PLANS to redevelop the University of Warwick with new state-of-the-art facilities are expected to be given approval by Coventry City Council next week.
The university has submitted a hybrid planning application to the council which includes its vision for nine campus projects over the next five years.
Full planning permission is sought for a new Faculty of Arts building on Central Campus and a £54.3 million Interdisciplinary Biomedical Research building on Gibbet Hill Campus.
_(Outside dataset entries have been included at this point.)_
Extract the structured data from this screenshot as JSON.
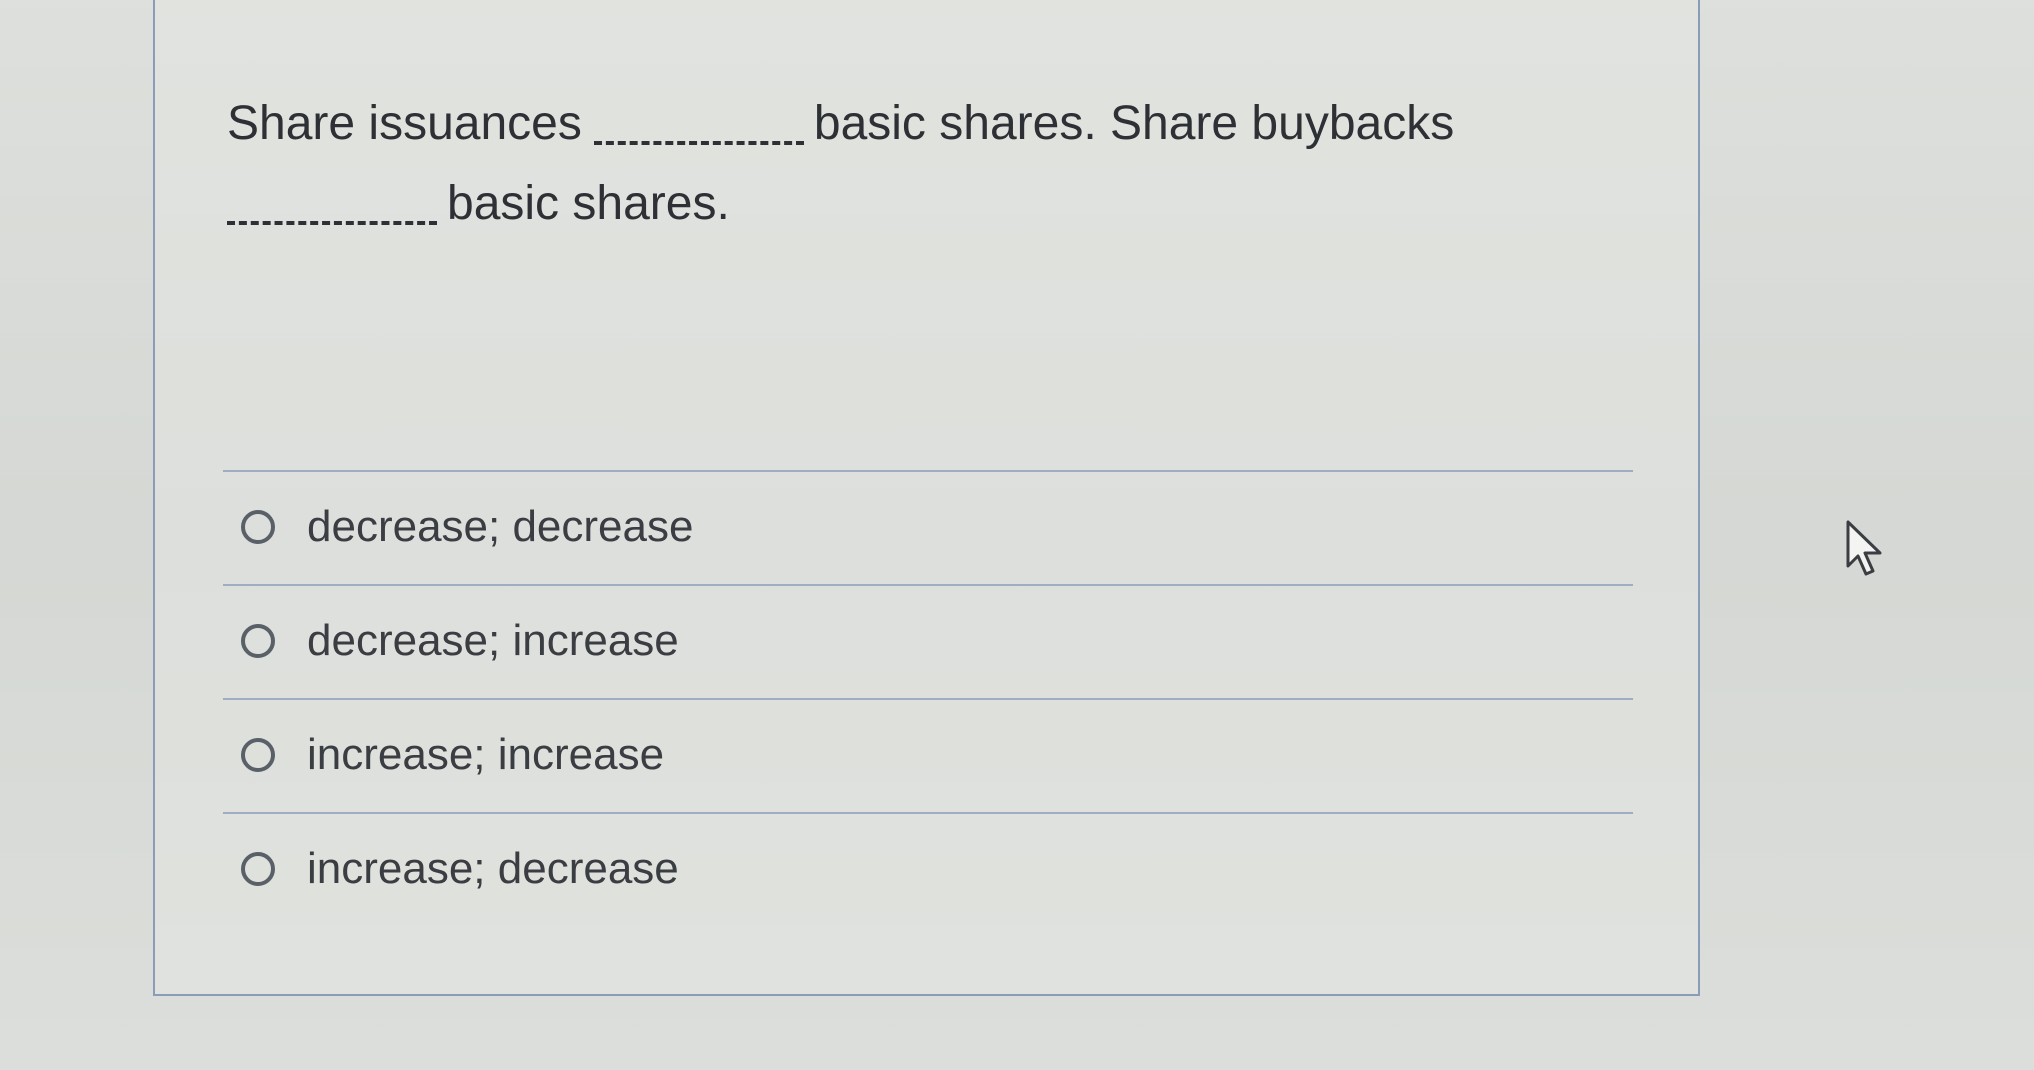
{
  "question": {
    "part1": "Share issuances",
    "part2": "basic shares. Share buybacks",
    "part3": "basic shares."
  },
  "options": [
    {
      "label": "decrease; decrease",
      "selected": false
    },
    {
      "label": "decrease; increase",
      "selected": false
    },
    {
      "label": "increase; increase",
      "selected": false
    },
    {
      "label": "increase; decrease",
      "selected": false
    }
  ],
  "cursor_icon": "mouse-pointer-icon"
}
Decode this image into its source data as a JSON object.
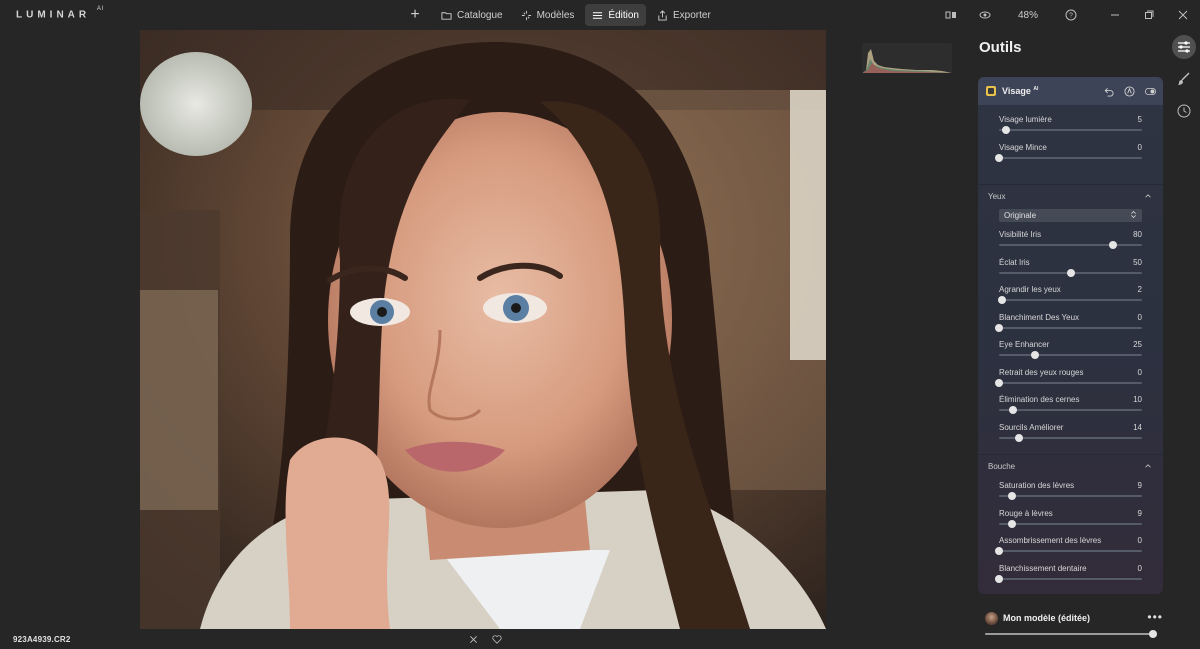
{
  "app": {
    "logo": "LUMINAR",
    "logo_suffix": "AI"
  },
  "nav": {
    "tabs": [
      {
        "label": "Catalogue",
        "icon": "folder-icon",
        "active": false
      },
      {
        "label": "Modèles",
        "icon": "sparkle-icon",
        "active": false
      },
      {
        "label": "Édition",
        "icon": "sliders-icon",
        "active": true
      },
      {
        "label": "Exporter",
        "icon": "share-icon",
        "active": false
      }
    ]
  },
  "toolbar": {
    "zoom": "48%"
  },
  "photo": {
    "filename": "923A4939.CR2"
  },
  "panel": {
    "title": "Outils",
    "tool": {
      "title": "Visage",
      "title_suffix": "AI"
    },
    "face_sliders": [
      {
        "label": "Visage lumière",
        "value": "5",
        "fraction": 0.05
      },
      {
        "label": "Visage Mince",
        "value": "0",
        "fraction": 0.0
      }
    ],
    "eyes": {
      "title": "Yeux",
      "select": "Originale",
      "sliders": [
        {
          "label": "Visibilité Iris",
          "value": "80",
          "fraction": 0.8
        },
        {
          "label": "Éclat Iris",
          "value": "50",
          "fraction": 0.5
        },
        {
          "label": "Agrandir les yeux",
          "value": "2",
          "fraction": 0.02
        },
        {
          "label": "Blanchiment Des Yeux",
          "value": "0",
          "fraction": 0.0
        },
        {
          "label": "Eye Enhancer",
          "value": "25",
          "fraction": 0.25
        },
        {
          "label": "Retrait des yeux rouges",
          "value": "0",
          "fraction": 0.0
        },
        {
          "label": "Élimination des cernes",
          "value": "10",
          "fraction": 0.1
        },
        {
          "label": "Sourcils Améliorer",
          "value": "14",
          "fraction": 0.14
        }
      ]
    },
    "mouth": {
      "title": "Bouche",
      "sliders": [
        {
          "label": "Saturation des lèvres",
          "value": "9",
          "fraction": 0.09
        },
        {
          "label": "Rouge à lèvres",
          "value": "9",
          "fraction": 0.09
        },
        {
          "label": "Assombrissement des lèvres",
          "value": "0",
          "fraction": 0.0
        },
        {
          "label": "Blanchissement dentaire",
          "value": "0",
          "fraction": 0.0
        }
      ]
    }
  },
  "preset": {
    "name": "Mon modèle (éditée)",
    "more": "•••",
    "amount_fraction": 1.0
  },
  "colors": {
    "accent_badge": "#e8c24a",
    "panel_header": "#3d4457"
  }
}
Outline planning permission is also requested for a new 1,000 bed student residence, a pedestrian and cycle route, a Degree Apprenticeship Centre, a new academic building, a public ‘Science Square,’ and a 650space multi-storey car park. The university say the plans will support its ambition to be worldrenowned, by helping to modernise its facilities, widen its teaching and skills development, and provide sites for ‘potentially significant externally government funded research opportunities.’
But plans haven’t come without objections, with Burton Green Parish Council raising fears of increased traffic and Westwood Residents Association citing concern over car parking.
Cannon Park Community Association have also objected to the car park as it would increase the university’s overall parking to 6452 – above 5422 cap agreed in 2009.
Yet the proposals are recommended to be approved when they are put before the council’s planning committee on Thursday, pending Section 106 contributions.
University vice chancellor Stuart Croft said: “New buildings are and will continue to be a part of our everyday existence.
“We need to open one new academic building a year from now until at least 2023. We need new student accommodation, a new sports centre, a redeveloped Arts Centre.
“In order to do this and to keep Warwick as one of the world’s leading universities, we need to do this together, involving the whole community.”
Coventry City Council highways are requesting £500,000 towards highways improvements such as A46 link road; either £300,000 towards cycle/pedestrian improvements, or traffic management, car parking or provision of these works by the university; and £300,000 should the traffic flow thresholds be exceeded.
The NHS has requested just under £100,000 to provide additional healthcare.
The latest phase of the university’s vision comes on the back of 31 planning applications either completed, under construction or granted planning permission over the last nine years.